For these reasons, the Parliamentary Ombudsman concludes that the capitalisation of Terrafame Group Ltd has not included any "foreseeable" or "specific" benefit to Prime Minister Sipilä's children. Thus, under the interest disqualification intended in the Administrative Procedure Act, Prime Minister Sipilä has not been disqualified to participate in the preparation and decisions concerning the capitalisation of Terrafame Group Ltd.
General disqualification clause
Under the so called general disqualification clause of the Administrative Procedure Act, an official is disqualified if his or her impartiality is compromised for another special reason.
In the evaluation under the general clause, the Parliamentary Ombudsman has taken into account the fact that Prime Minister Sipilä's uncles have owned 30% and his cousins have owned 65% of Katera Steel Oy, i.e. the company is 100% owned by Mr Sipilä's relatives. In addition, all members of the board as well as the CEO are the Prime Minister's uncles and cousins.

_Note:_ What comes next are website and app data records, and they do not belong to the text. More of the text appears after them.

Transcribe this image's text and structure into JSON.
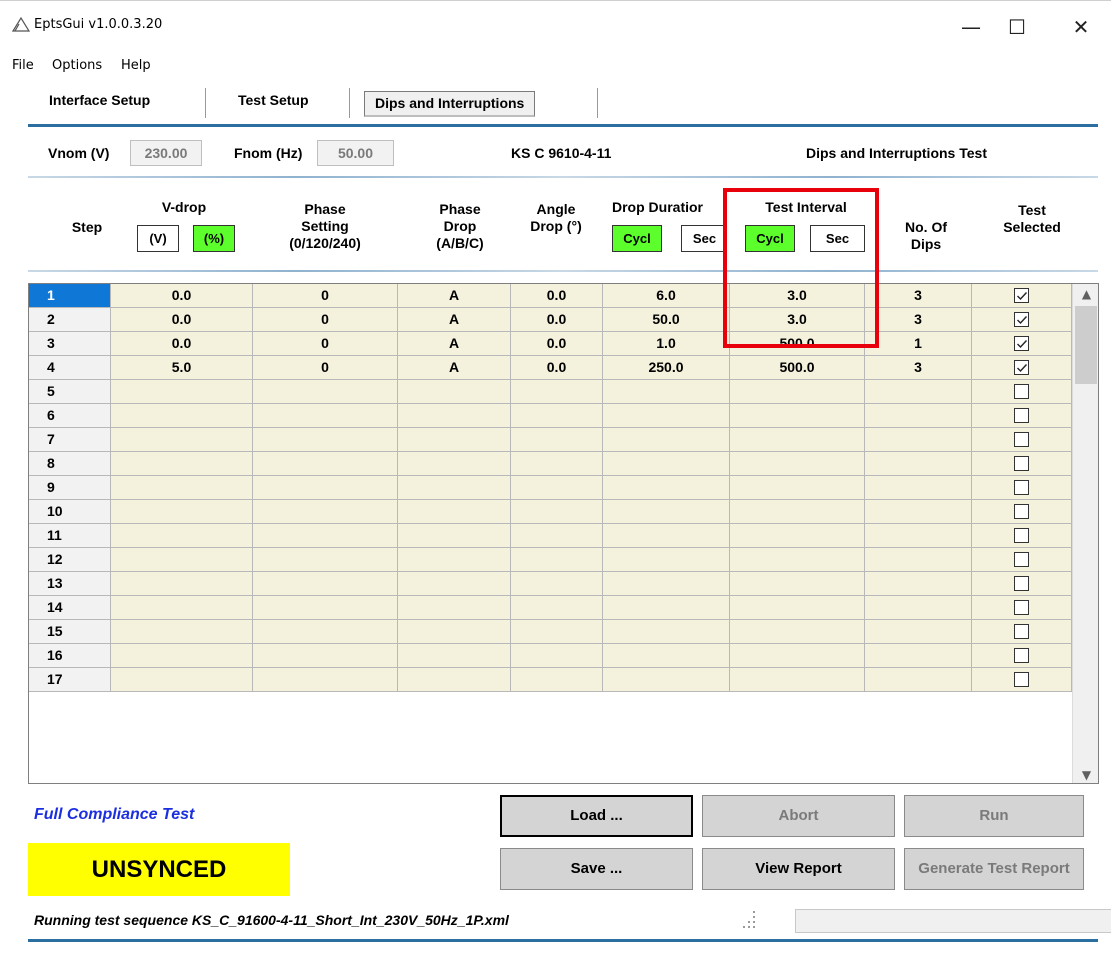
{
  "window": {
    "title": "EptsGui v1.0.0.3.20",
    "minimize_glyph": "—",
    "maximize_glyph": "☐",
    "close_glyph": "✕"
  },
  "menu": [
    "File",
    "Options",
    "Help"
  ],
  "tabs": [
    {
      "label": "Interface Setup",
      "active": false
    },
    {
      "label": "Test Setup",
      "active": false
    },
    {
      "label": "Dips and Interruptions",
      "active": true
    }
  ],
  "info": {
    "vnom_label": "Vnom (V)",
    "vnom_value": "230.00",
    "fnom_label": "Fnom (Hz)",
    "fnom_value": "50.00",
    "standard": "KS C 9610-4-11",
    "test_name": "Dips and Interruptions Test"
  },
  "columns": {
    "step": "Step",
    "vdrop": "V-drop",
    "vdrop_v": "(V)",
    "vdrop_pct": "(%)",
    "phase_setting_1": "Phase",
    "phase_setting_2": "Setting",
    "phase_setting_3": "(0/120/240)",
    "phase_drop_1": "Phase",
    "phase_drop_2": "Drop",
    "phase_drop_3": "(A/B/C)",
    "angle_1": "Angle",
    "angle_2": "Drop (°)",
    "drop_duration": "Drop Duratior",
    "dd_cycl": "Cycl",
    "dd_sec": "Sec",
    "test_interval": "Test Interval",
    "ti_cycl": "Cycl",
    "ti_sec": "Sec",
    "dips_1": "No. Of",
    "dips_2": "Dips",
    "selected_1": "Test",
    "selected_2": "Selected"
  },
  "rows": [
    {
      "step": "1",
      "vdrop": "0.0",
      "phase_setting": "0",
      "phase_drop": "A",
      "angle": "0.0",
      "duration": "6.0",
      "interval": "3.0",
      "dips": "3",
      "checked": true
    },
    {
      "step": "2",
      "vdrop": "0.0",
      "phase_setting": "0",
      "phase_drop": "A",
      "angle": "0.0",
      "duration": "50.0",
      "interval": "3.0",
      "dips": "3",
      "checked": true
    },
    {
      "step": "3",
      "vdrop": "0.0",
      "phase_setting": "0",
      "phase_drop": "A",
      "angle": "0.0",
      "duration": "1.0",
      "interval": "500.0",
      "dips": "1",
      "checked": true
    },
    {
      "step": "4",
      "vdrop": "5.0",
      "phase_setting": "0",
      "phase_drop": "A",
      "angle": "0.0",
      "duration": "250.0",
      "interval": "500.0",
      "dips": "3",
      "checked": true
    },
    {
      "step": "5",
      "vdrop": "",
      "phase_setting": "",
      "phase_drop": "",
      "angle": "",
      "duration": "",
      "interval": "",
      "dips": "",
      "checked": false
    },
    {
      "step": "6",
      "vdrop": "",
      "phase_setting": "",
      "phase_drop": "",
      "angle": "",
      "duration": "",
      "interval": "",
      "dips": "",
      "checked": false
    },
    {
      "step": "7",
      "vdrop": "",
      "phase_setting": "",
      "phase_drop": "",
      "angle": "",
      "duration": "",
      "interval": "",
      "dips": "",
      "checked": false
    },
    {
      "step": "8",
      "vdrop": "",
      "phase_setting": "",
      "phase_drop": "",
      "angle": "",
      "duration": "",
      "interval": "",
      "dips": "",
      "checked": false
    },
    {
      "step": "9",
      "vdrop": "",
      "phase_setting": "",
      "phase_drop": "",
      "angle": "",
      "duration": "",
      "interval": "",
      "dips": "",
      "checked": false
    },
    {
      "step": "10",
      "vdrop": "",
      "phase_setting": "",
      "phase_drop": "",
      "angle": "",
      "duration": "",
      "interval": "",
      "dips": "",
      "checked": false
    },
    {
      "step": "11",
      "vdrop": "",
      "phase_setting": "",
      "phase_drop": "",
      "angle": "",
      "duration": "",
      "interval": "",
      "dips": "",
      "checked": false
    },
    {
      "step": "12",
      "vdrop": "",
      "phase_setting": "",
      "phase_drop": "",
      "angle": "",
      "duration": "",
      "interval": "",
      "dips": "",
      "checked": false
    },
    {
      "step": "13",
      "vdrop": "",
      "phase_setting": "",
      "phase_drop": "",
      "angle": "",
      "duration": "",
      "interval": "",
      "dips": "",
      "checked": false
    },
    {
      "step": "14",
      "vdrop": "",
      "phase_setting": "",
      "phase_drop": "",
      "angle": "",
      "duration": "",
      "interval": "",
      "dips": "",
      "checked": false
    },
    {
      "step": "15",
      "vdrop": "",
      "phase_setting": "",
      "phase_drop": "",
      "angle": "",
      "duration": "",
      "interval": "",
      "dips": "",
      "checked": false
    },
    {
      "step": "16",
      "vdrop": "",
      "phase_setting": "",
      "phase_drop": "",
      "angle": "",
      "duration": "",
      "interval": "",
      "dips": "",
      "checked": false
    },
    {
      "step": "17",
      "vdrop": "",
      "phase_setting": "",
      "phase_drop": "",
      "angle": "",
      "duration": "",
      "interval": "",
      "dips": "",
      "checked": false
    }
  ],
  "scroll_up_glyph": "▲",
  "scroll_down_glyph": "▼",
  "mode_label": "Full Compliance Test",
  "sync_status": "UNSYNCED",
  "buttons": {
    "load": "Load ...",
    "abort": "Abort",
    "run": "Run",
    "save": "Save ...",
    "view_report": "View Report",
    "generate_report": "Generate Test Report"
  },
  "status_message": "Running test sequence  KS_C_91600-4-11_Short_Int_230V_50Hz_1P.xml",
  "colors": {
    "accent_rule": "#2a6fa0",
    "unit_on": "#5cff2c",
    "sync_bg": "#ffff00",
    "highlight": "#e8000b",
    "mode_text": "#1c2fe0",
    "selected_row": "#0f78d7"
  }
}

Mr Sipilä has earlier owned 5% of the company, and he was involved in the operation and provided advice for the board in 2011 to facilitate the transfer of ownership. From the perspective of the disqualification evaluation, the background, ownership and the administration of the company are closely connected to Prime Minister Sipilä.
According to the Parliamentary Ombudsman, the aforementioned evaluation factors to be taken into account under the general clause do not change the result of the evaluation based on interest disqualification. Even though the evaluation based on the general clause can include all benefits to all of Katera Steel Oy (and not only Mr Sipilä's children), there is no benefit nor is there expected to appear any benefit that would compromise Mr Sipilä's impartiality.
There has emerged no reason to suspect that Prime Minister Sipilä would have attempted to act in a biased manner for the benefit of Katera Steel Oy in the capitalisation matter. Mr Sipilä has not even been aware of these grounds for suspecting that his impartiality was compromised. Neither has he had reason to suspect that there was a potential connection between Katera Steel Oy and the operation of Terrafame Ltd.
The general disqualification clause may apply when the nature of a matter has the potential to raise questions among the public regarding a person's impartiality. However, the fact that the potential disqualification of the Prime Minister has become a heated public discussion ? as in this case ? cannot solely form the grounds for disqualification. Disqualification is a juridical matter, and a person can only be disqualified based on relevant juridical grounds based on the disqualification provisions in the Administrative Procedure Act. For impartiality to be compromised, there always have to be concrete grounds for deeming compromised impartiality.
The Parliamentary Ombudsman's conclusion is that there have been no such concrete juridical grounds in the matter to objectively conclude that Mr Sipilä's impartiality was compromised. Therefore, Prime Minister Juha Sipilä has not been disqualified under the general clause of the Administrative Procedure Act.
The full text of Parliamentary Ombudsman Petri Jääskeläinen's decision no 5971/2016 of 1 February 2017 has been published on the Parliamentary Ombudsman's website at www.oikeusasiamies.fi/english
Further information is available from Principal Legal Adviser Pasi Pölönen, tel. +358 (0)9 432 3355.